Staphylococcus aureus is a common bacterium present on skin and in mucous membranes in 20-30% of healthy people. It may sometimes cause infections in humans, typically local skin and wound infections but occasionally more severe infections in the body. Some strains of this bacterium have, however, developed a resistance to beta-lactam antibiotics which includes penicillins and are used for the treatment of many infections. These are called Meticillin-resistant Staphylococcus aureus (MRSA).
Humans mainly acquire MRSA through direct contact between infected humans or contact with medical devices and equipment.
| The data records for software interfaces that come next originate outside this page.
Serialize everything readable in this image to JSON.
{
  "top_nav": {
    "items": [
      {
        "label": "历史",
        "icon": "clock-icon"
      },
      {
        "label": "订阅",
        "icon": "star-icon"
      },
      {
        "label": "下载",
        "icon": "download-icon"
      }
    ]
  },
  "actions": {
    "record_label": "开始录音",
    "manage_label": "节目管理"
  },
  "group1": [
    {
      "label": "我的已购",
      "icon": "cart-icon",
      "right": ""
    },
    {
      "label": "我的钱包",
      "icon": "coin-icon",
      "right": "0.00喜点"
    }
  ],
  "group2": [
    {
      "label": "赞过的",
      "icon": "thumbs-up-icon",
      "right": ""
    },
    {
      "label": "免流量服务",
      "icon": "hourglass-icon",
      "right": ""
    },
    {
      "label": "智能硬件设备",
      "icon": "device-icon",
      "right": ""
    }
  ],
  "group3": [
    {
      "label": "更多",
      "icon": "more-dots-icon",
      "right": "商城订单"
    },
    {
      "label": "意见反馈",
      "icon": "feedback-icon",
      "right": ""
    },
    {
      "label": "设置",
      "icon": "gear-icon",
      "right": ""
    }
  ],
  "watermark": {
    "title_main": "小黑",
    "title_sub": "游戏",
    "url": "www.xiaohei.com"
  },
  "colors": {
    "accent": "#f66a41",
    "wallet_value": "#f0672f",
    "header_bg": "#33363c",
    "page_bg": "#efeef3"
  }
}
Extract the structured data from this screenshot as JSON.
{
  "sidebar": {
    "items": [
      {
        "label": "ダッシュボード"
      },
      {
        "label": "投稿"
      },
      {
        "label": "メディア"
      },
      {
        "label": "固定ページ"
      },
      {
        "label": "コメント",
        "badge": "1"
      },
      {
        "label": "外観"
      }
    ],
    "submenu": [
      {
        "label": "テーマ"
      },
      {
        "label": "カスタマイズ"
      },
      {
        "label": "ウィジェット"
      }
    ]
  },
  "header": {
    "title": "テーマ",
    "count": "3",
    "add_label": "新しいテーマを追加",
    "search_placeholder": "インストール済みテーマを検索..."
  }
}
MRSA is especially problematic in hospitals where patients with weakened immune systems are at greater risk of infection than the general public.
A specific MRSA strain (CC398) has been reported to occur in food-producing animals, most often in intensively reared pigs, veal calves and chickens, and has also been found in horses and companion animals. EFSA’s Panel on Biological Hazards found that food may be contaminated by CC398, but it has not been associated with food-borne intoxications. However, in areas where MRSA prevalence in food-producing animals is high, people in contact with live animals are at greater risk of acquiring CC398 than the general population, although infections are rare.